Thailand – the land of smiles, and as I came to realize and love – the Mai Pen Rai way of life. Mai Pen Rai is the Thai equivalent to the Swahili concept of Hakuna Matata (“no worries”). It was a laid-back philosophy of life that I grew to appreciate and embrace more and more, the longer I was in Thailand. I was fortunate enough to arrive in Phuket with three other teachers in the program. We were all wide-eyed and eager to begin our adventure in teaching, especially after learning our new favorite phrase, Mai Pen Rai.
There were ten days before school started, so we were able to fully immerse ourselves into Thai culture. At first it was frustrating how laid back the Thai people were. Our western culture was definitely playing a part in the frustration. But now, we were running on Thai time and had to let go of schedules, timing and making plans. Within our ten days prior to teaching we were able to explore the island a little bit, get lost, make some mistakes and meet other teachers at our school who were all very helpful in the process.
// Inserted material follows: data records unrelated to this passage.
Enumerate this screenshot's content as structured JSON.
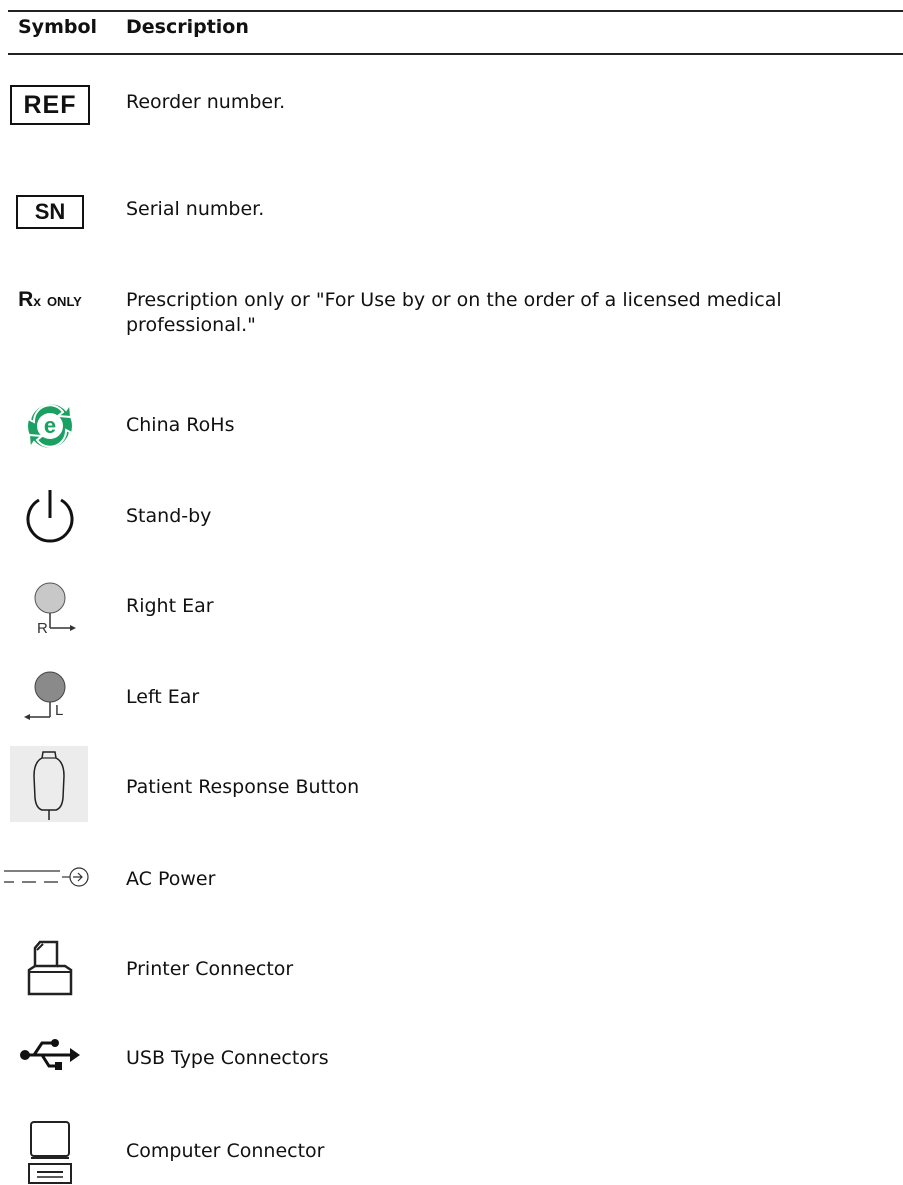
{
  "table": {
    "headers": {
      "symbol": "Symbol",
      "description": "Description"
    },
    "rows": [
      {
        "icon": "ref-icon",
        "icon_text": "REF",
        "description": "Reorder number."
      },
      {
        "icon": "serial-number-icon",
        "icon_text": "SN",
        "description": "Serial number."
      },
      {
        "icon": "rx-only-icon",
        "icon_text_main": "R",
        "icon_text_sub": "x",
        "icon_text_tail": "ONLY",
        "description": "Prescription only or \"For Use by or on the order of a licensed medical professional.\""
      },
      {
        "icon": "china-rohs-icon",
        "icon_color": "#1aa062",
        "description": "China RoHs"
      },
      {
        "icon": "standby-icon",
        "description": "Stand-by"
      },
      {
        "icon": "right-ear-icon",
        "icon_letter": "R",
        "icon_color": "#c8c8c8",
        "description": "Right Ear"
      },
      {
        "icon": "left-ear-icon",
        "icon_letter": "L",
        "icon_color": "#8a8a8a",
        "description": "Left Ear"
      },
      {
        "icon": "patient-response-button-icon",
        "description": "Patient Response Button"
      },
      {
        "icon": "ac-power-icon",
        "description": "AC Power"
      },
      {
        "icon": "printer-connector-icon",
        "description": "Printer Connector"
      },
      {
        "icon": "usb-icon",
        "description": "USB Type Connectors"
      },
      {
        "icon": "computer-connector-icon",
        "description": "Computer Connector"
      }
    ]
  }
}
We did not realize how relaxed things truly were until we started teaching. Yes, we had schedules, and classes happened at a certain time, but students also operated on their own timeline as well. [Tip: If you’re giving out an assignment, give a due date, and tell them how many points they will lose for late work! This usually helps, but you will almost always have late work submitted no matter how many rules you set from day one.] In the beginning, I would be so frustrated when work wasn’t turned in, and annoyed that students were not held accountable. Over time, I took a page out of their book, stepped back a little bit and stopped chasing my students for their work. Students began to realize the consequences of their actions and they started to make a greater effort. They were in the English Curriculum program so they were very concerned with their grades, but needed that extra little push to take responsibility. Our students were excited for new teachers to come in and make learning fun, so be that teacher that they look forward to seeing in class! Bottom line, Thai people love to have fun, make your lessons fun, have fun, and don’t take yourself too seriously.
Over time, we became so used to living our laid back lifestyle, that we would plan last minute trips. The most planning we did was creating a list of all of the beaches in Phuket and making an effort to visit as many as possible. Even when we traveled to Malaysia, we were so “Mai Pen Rai” that we missed our flight home, and went to the wrong airport! Running on Thai time, was truly our demise in this situation, but I feel that it taught me a great deal. Living Mai Pen Rai didn’t only mean that we were laid back, it also meant we were happy, and we enjoyed each moment that we had in Thailand. Sometimes we would have to lean over when it was a truly special moment to remind each other, “Look at where we are right now! We’re in Thailand!”
Moving to Phuket, Thailand was an amazing adventure for me, which allowed me to combine my love for travel with my passion for teaching. I knew leaving home would be hard, but it was a journey that has truly shaped who I am now, and who I strive to be. When you return, it may be hard for your friends to understand, but don’t lose sight of your new insights. Live in the moment, enjoy the little things, don’t let the hustle and bustle of our Western culture take over, otherwise life will pass you by. Now I truly understand why Thailand is the land of smiles.
Find out more about our Teach in Thailand Program and transform your lifestyle the Mai Pen Rai way! And hop to it, applications for the summer program are due March 20th!